Health Priorities and Suicide Prevention Branch of the Australian Government Department of Health and Ageing: Australia's media guidelines and accompanying website on reporting on suicide and mental illness.
Picture this: Depression and suicide prevention
Entertainment Industries Council, Inc.: This is a guide for creators in the entertainment industry which addresses issues within the realm of depression and suicide prevention, as identified by mental health experts, advocates, policy-makers, and others working to improve public awareness about and reduce instances of depression and suicide.
Recommendations for reporting on suicide
Substance Abuse and Mental Health Services Administration: Released in 2011, the Recommendations for Reporting on Suicide were developed by leading experts in suicide prevention and in collaboration with several international suicide prevention and public health organizations, schools of journalism, media organizations and key journalists as well as Internet safety experts. The research-based recommendations include suggestions for online media, message boards, bloggers, and "citizen journalists."

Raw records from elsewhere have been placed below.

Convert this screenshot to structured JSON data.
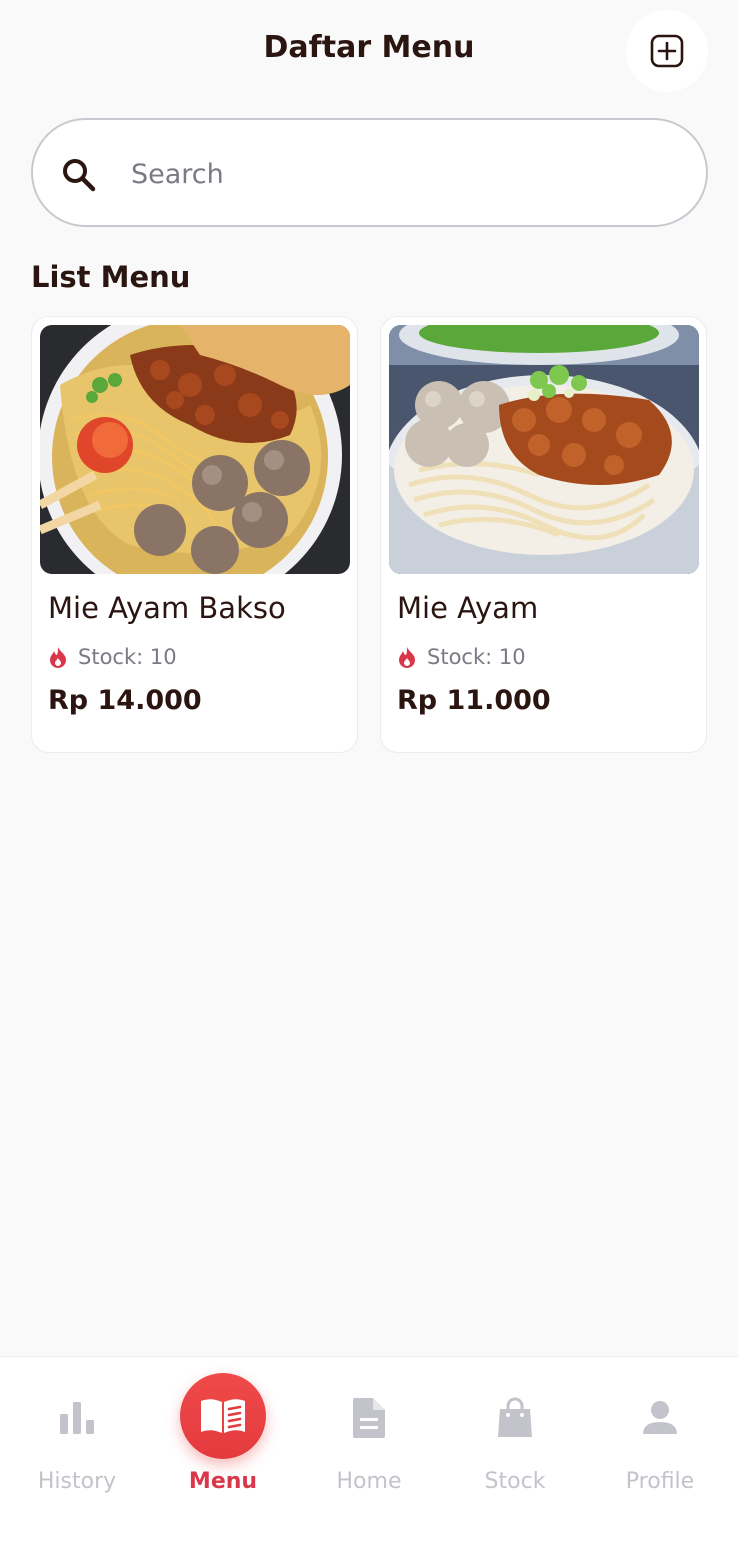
{
  "header": {
    "title": "Daftar Menu"
  },
  "search": {
    "placeholder": "Search",
    "value": ""
  },
  "section": {
    "title": "List Menu"
  },
  "menu_items": [
    {
      "name": "Mie Ayam Bakso",
      "stock": "Stock: 10",
      "price": "Rp 14.000"
    },
    {
      "name": "Mie Ayam",
      "stock": "Stock: 10",
      "price": "Rp 11.000"
    }
  ],
  "bottom_nav": [
    {
      "label": "History",
      "icon": "bar-chart-icon",
      "active": false
    },
    {
      "label": "Menu",
      "icon": "open-book-icon",
      "active": true
    },
    {
      "label": "Home",
      "icon": "document-icon",
      "active": false
    },
    {
      "label": "Stock",
      "icon": "shopping-bag-icon",
      "active": false
    },
    {
      "label": "Profile",
      "icon": "person-icon",
      "active": false
    }
  ],
  "colors": {
    "accent": "#e33a3e",
    "text_dark": "#2b1510",
    "muted": "#7a7a85",
    "inactive_nav": "#c3c3cb",
    "stock_flame": "#d9384b"
  }
}
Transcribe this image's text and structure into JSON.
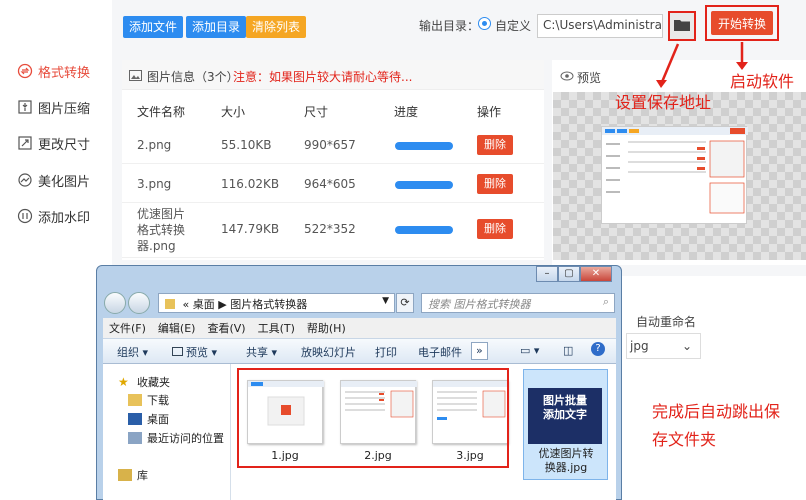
{
  "sidebar": {
    "items": [
      {
        "label": "格式转换",
        "icon": "convert-icon",
        "active": true
      },
      {
        "label": "图片压缩",
        "icon": "compress-icon"
      },
      {
        "label": "更改尺寸",
        "icon": "resize-icon"
      },
      {
        "label": "美化图片",
        "icon": "beautify-icon"
      },
      {
        "label": "添加水印",
        "icon": "watermark-icon"
      }
    ]
  },
  "toolbar": {
    "add_file": "添加文件",
    "add_dir": "添加目录",
    "clear_list": "清除列表",
    "output_label": "输出目录：",
    "radio_label": "自定义",
    "output_path": "C:\\Users\\Administrator\\",
    "start_button": "开始转换"
  },
  "info": {
    "title": "图片信息（3个）",
    "warning": "注意：如果图片较大请耐心等待...",
    "headers": [
      "文件名称",
      "大小",
      "尺寸",
      "进度",
      "操作"
    ],
    "rows": [
      {
        "name": "2.png",
        "size": "55.10KB",
        "dims": "990*657",
        "progress": 1.0,
        "action": "删除"
      },
      {
        "name": "3.png",
        "size": "116.02KB",
        "dims": "964*605",
        "progress": 1.0,
        "action": "删除"
      },
      {
        "name_lines": [
          "优速图片",
          "格式转换",
          "器.png"
        ],
        "size": "147.79KB",
        "dims": "522*352",
        "progress": 1.0,
        "action": "删除"
      }
    ]
  },
  "preview": {
    "label": "预览"
  },
  "annotations": {
    "save_path": "设置保存地址",
    "start": "启动软件",
    "auto_open_1": "完成后自动跳出保",
    "auto_open_2": "存文件夹"
  },
  "rename": {
    "label": "自动重命名",
    "value": "jpg"
  },
  "explorer": {
    "breadcrumb": [
      "«",
      "桌面",
      "▶",
      "图片格式转换器"
    ],
    "search_placeholder": "搜索 图片格式转换器",
    "menu": [
      "文件(F)",
      "编辑(E)",
      "查看(V)",
      "工具(T)",
      "帮助(H)"
    ],
    "commands": [
      "组织 ▾",
      "预览 ▾",
      "共享 ▾",
      "放映幻灯片",
      "打印",
      "电子邮件",
      "»"
    ],
    "nav": [
      "收藏夹",
      "下载",
      "桌面",
      "最近访问的位置",
      "库"
    ],
    "files": [
      "1.jpg",
      "2.jpg",
      "3.jpg"
    ],
    "selected_file_lines": [
      "优速图片转",
      "换器.jpg"
    ],
    "selected_thumb_lines": [
      "图片批量",
      "添加文字"
    ]
  },
  "colors": {
    "accent": "#2d8cf0",
    "danger": "#e74c2c",
    "annotation": "#e2231a"
  }
}
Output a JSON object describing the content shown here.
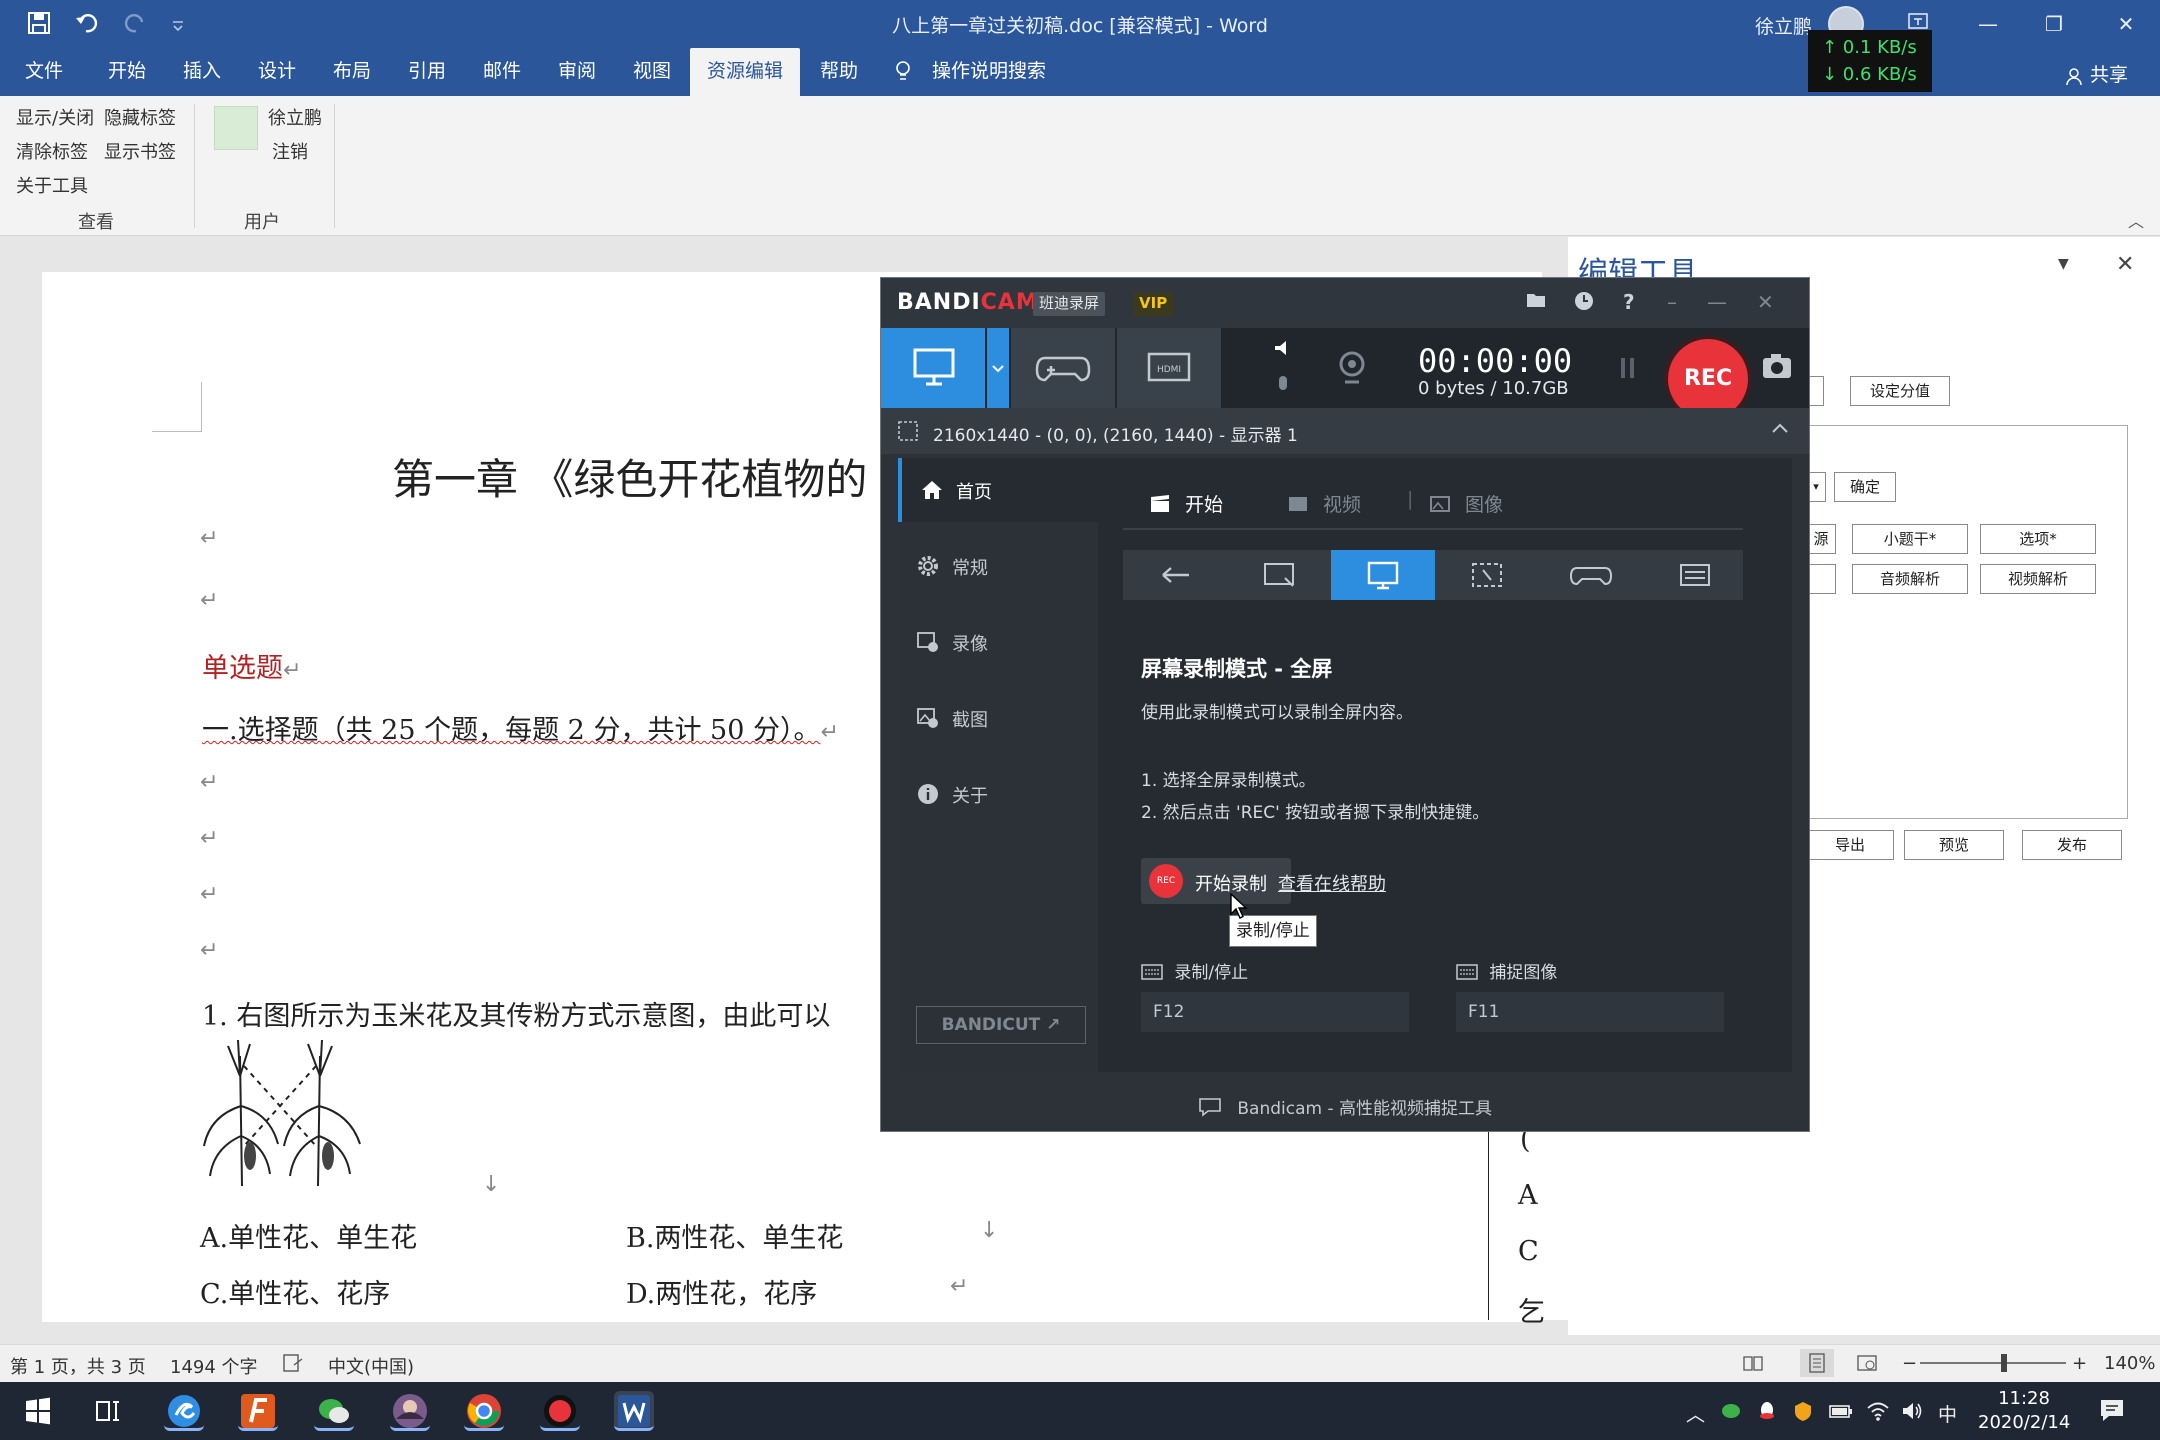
{
  "word": {
    "title": "八上第一章过关初稿.doc [兼容模式] - Word",
    "user": "徐立鹏",
    "netspeed": {
      "up": "↑ 0.1 KB/s",
      "down": "↓ 0.6 KB/s"
    },
    "tabs": [
      "文件",
      "开始",
      "插入",
      "设计",
      "布局",
      "引用",
      "邮件",
      "审阅",
      "视图",
      "资源编辑",
      "帮助"
    ],
    "active_tab": "资源编辑",
    "search_label": "操作说明搜索",
    "share_label": "共享",
    "ribbon": {
      "view_group": {
        "items": [
          "显示/关闭",
          "隐藏标签",
          "清除标签",
          "显示书签",
          "关于工具"
        ],
        "label": "查看"
      },
      "user_group": {
        "name": "徐立鹏",
        "logout": "注销",
        "label": "用户"
      }
    }
  },
  "document": {
    "title": "第一章 《绿色开花植物的",
    "section": "单选题",
    "instruction": "一.选择题（共 25 个题，每题 2 分，共计 50 分）。",
    "question1": "1. 右图所示为玉米花及其传粉方式示意图，由此可以",
    "options": [
      {
        "letter": "A.",
        "text": "单性花、单生花"
      },
      {
        "letter": "B.",
        "text": "两性花、单生花"
      },
      {
        "letter": "C.",
        "text": "单性花、花序"
      },
      {
        "letter": "D.",
        "text": "两性花，花序"
      }
    ],
    "para_mark": "↵",
    "arrow_mark": "↓",
    "page2_chars": [
      "(",
      "A",
      "C",
      "乞"
    ]
  },
  "task_pane": {
    "title": "编辑工具",
    "buttons": [
      "设定分值",
      "确定",
      "源",
      "小题干*",
      "选项*",
      "音频解析",
      "视频解析",
      "导出",
      "预览",
      "发布"
    ]
  },
  "statusbar": {
    "page": "第 1 页，共 3 页",
    "words": "1494 个字",
    "lang": "中文(中国)",
    "zoom": "140%",
    "zoom_level": 0.58
  },
  "taskbar": {
    "ime": "中",
    "time": "11:28",
    "date": "2020/2/14"
  },
  "bandicam": {
    "logo_main": "BANDI",
    "logo_cam": "CAM",
    "badge_cn": "班迪录屏",
    "badge_vip": "VIP",
    "timer": "00:00:00",
    "bytes": "0 bytes / 10.7GB",
    "rec_label": "REC",
    "area": "2160x1440 - (0, 0), (2160, 1440) - 显示器 1",
    "sidebar": [
      "首页",
      "常规",
      "录像",
      "截图",
      "关于"
    ],
    "bandicut": "BANDICUT ↗",
    "tabs": [
      "开始",
      "视频",
      "图像"
    ],
    "heading": "屏幕录制模式 - 全屏",
    "desc": "使用此录制模式可以录制全屏内容。",
    "step1": "1. 选择全屏录制模式。",
    "step2": "2. 然后点击 'REC' 按钮或者摁下录制快捷键。",
    "start_rec": "开始录制",
    "start_rec_dot": "REC",
    "help_link": "查看在线帮助",
    "tooltip": "录制/停止",
    "hotkey_rec_label": "录制/停止",
    "hotkey_rec": "F12",
    "hotkey_cap_label": "捕捉图像",
    "hotkey_cap": "F11",
    "footer": "Bandicam - 高性能视频捕捉工具"
  },
  "colors": {
    "word_blue": "#2b579a",
    "rec_red": "#e8333a",
    "bc_accent": "#2d8ee0"
  }
}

Recommended videos on suicide prevention by AAS
American Association of Suicidology (AAS): The American Association of Suicidology's recommended list of videos is compiled by an evaluation committee that reviews videos for different audiences according to specific criteria. A short description of the video is included, along with duration and ordering information.
National Mental Health Association: The National Mental Health Associationï¿½s Stigma Watch program tracks news and entertainment coverage of mental health issues for fairness and accuracy, with the goal of correcting and preventing stigmatizing advertising, television and radio programming, and print features. A form to report stigmas is available on this web site. Usually, NMHA responds to these events by contacting the offending organization or sponsors by phone and correspondence. Depending on the incident, NMHA will develop a more targeted strategy to seek the discontinuance of the ad or program.
Suicide and the news and information media: A critical review
Mindframe : This literature review focuses on studies that examine the question of whether media portrayals of suicide can lead to imitation. Five media types were included: newspapers, television, books, the Internet and mixed media.
Suicide contagion and the reporting of suicide: Recommendations from a national workshop
Centers for Disease Control (CDC): From Morbidity and Mortality Weekly Report, April 22, 1994 / 43(RR-6);9-18. In November 1989, a national workshop that included suicidologists, public health officials, researchers, psychiatrists, psychologists, and news media professionals was held to address general concerns about, and specific recommendations for, reducing the possibility of media-related suicide contagion. These recommendations, which are endorsed by CDC, outline general issues that public officials and health and media professionals should consider when reporting about suicide. These recommendations include a depiction of those aspects of news coverage that can promote suicide contagion, and they describe ways by which community efforts to address this problem can be strengthened through specific types of news coverage
Suicide postvention in the school community
Florida Suicide Prevention Coordinating Council: These 51 slides discuss considerations for postvention that involve all school personnel. Topics covered include contagion, risk identification, memorialization, and dealing with the media.
American Psychological Association: This is a moderated discussion list of the American Association of Suicidology, which has a searchable archive from October 1997 to the present.
Talking about suicide and LGBT populations
Movement Advancement Project (MAP): A consortium of organizations issued these recommendations to guide both news and social media in safe reporting of suicide events among LGBT populations that may be related to bullying. The recommendations are intended to promote vital, thoughtful public discussion about the issue and prevent contagion associated with sensational language.